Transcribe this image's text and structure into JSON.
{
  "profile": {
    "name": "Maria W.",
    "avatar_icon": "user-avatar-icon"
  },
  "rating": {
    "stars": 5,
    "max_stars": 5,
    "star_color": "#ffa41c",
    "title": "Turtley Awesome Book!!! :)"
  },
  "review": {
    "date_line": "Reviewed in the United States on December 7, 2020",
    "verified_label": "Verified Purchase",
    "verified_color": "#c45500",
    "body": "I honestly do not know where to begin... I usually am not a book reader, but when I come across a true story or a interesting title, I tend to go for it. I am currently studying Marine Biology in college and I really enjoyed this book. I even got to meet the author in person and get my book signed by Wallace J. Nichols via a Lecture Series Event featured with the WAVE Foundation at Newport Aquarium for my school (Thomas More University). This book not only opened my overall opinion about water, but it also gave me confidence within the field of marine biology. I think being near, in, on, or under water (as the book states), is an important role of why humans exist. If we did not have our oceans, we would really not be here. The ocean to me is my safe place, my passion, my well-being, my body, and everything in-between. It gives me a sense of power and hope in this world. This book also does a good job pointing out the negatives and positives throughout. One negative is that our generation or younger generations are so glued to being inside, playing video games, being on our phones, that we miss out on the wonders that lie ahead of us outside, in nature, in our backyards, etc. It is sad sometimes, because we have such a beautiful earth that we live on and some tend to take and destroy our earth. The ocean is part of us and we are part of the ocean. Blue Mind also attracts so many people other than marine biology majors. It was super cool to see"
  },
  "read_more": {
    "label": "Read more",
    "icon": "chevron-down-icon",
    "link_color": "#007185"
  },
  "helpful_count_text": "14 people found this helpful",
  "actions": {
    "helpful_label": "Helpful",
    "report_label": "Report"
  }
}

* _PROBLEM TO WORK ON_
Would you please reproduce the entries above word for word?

* _FINISHED TASK_
Transcribe this image's text and structure into JSON.
{
  "profile": {
    "name": "Maria W.",
    "avatar_icon": "user-avatar-icon"
  },
  "rating": {
    "stars": 5,
    "max_stars": 5,
    "star_color": "#ffa41c",
    "title": "Turtley Awesome Book!!! :)"
  },
  "review": {
    "date_line": "Reviewed in the United States on December 7, 2020",
    "verified_label": "Verified Purchase",
    "verified_color": "#c45500",
    "body": "I honestly do not know where to begin... I usually am not a book reader, but when I come across a true story or a interesting title, I tend to go for it. I am currently studying Marine Biology in college and I really enjoyed this book. I even got to meet the author in person and get my book signed by Wallace J. Nichols via a Lecture Series Event featured with the WAVE Foundation at Newport Aquarium for my school (Thomas More University). This book not only opened my overall opinion about water, but it also gave me confidence within the field of marine biology. I think being near, in, on, or under water (as the book states), is an important role of why humans exist. If we did not have our oceans, we would really not be here. The ocean to me is my safe place, my passion, my well-being, my body, and everything in-between. It gives me a sense of power and hope in this world. This book also does a good job pointing out the negatives and positives throughout. One negative is that our generation or younger generations are so glued to being inside, playing video games, being on our phones, that we miss out on the wonders that lie ahead of us outside, in nature, in our backyards, etc. It is sad sometimes, because we have such a beautiful earth that we live on and some tend to take and destroy our earth. The ocean is part of us and we are part of the ocean. Blue Mind also attracts so many people other than marine biology majors. It was super cool to see"
  },
  "read_more": {
    "label": "Read more",
    "icon": "chevron-down-icon",
    "link_color": "#007185"
  },
  "helpful_count_text": "14 people found this helpful",
  "actions": {
    "helpful_label": "Helpful",
    "report_label": "Report"
  }
}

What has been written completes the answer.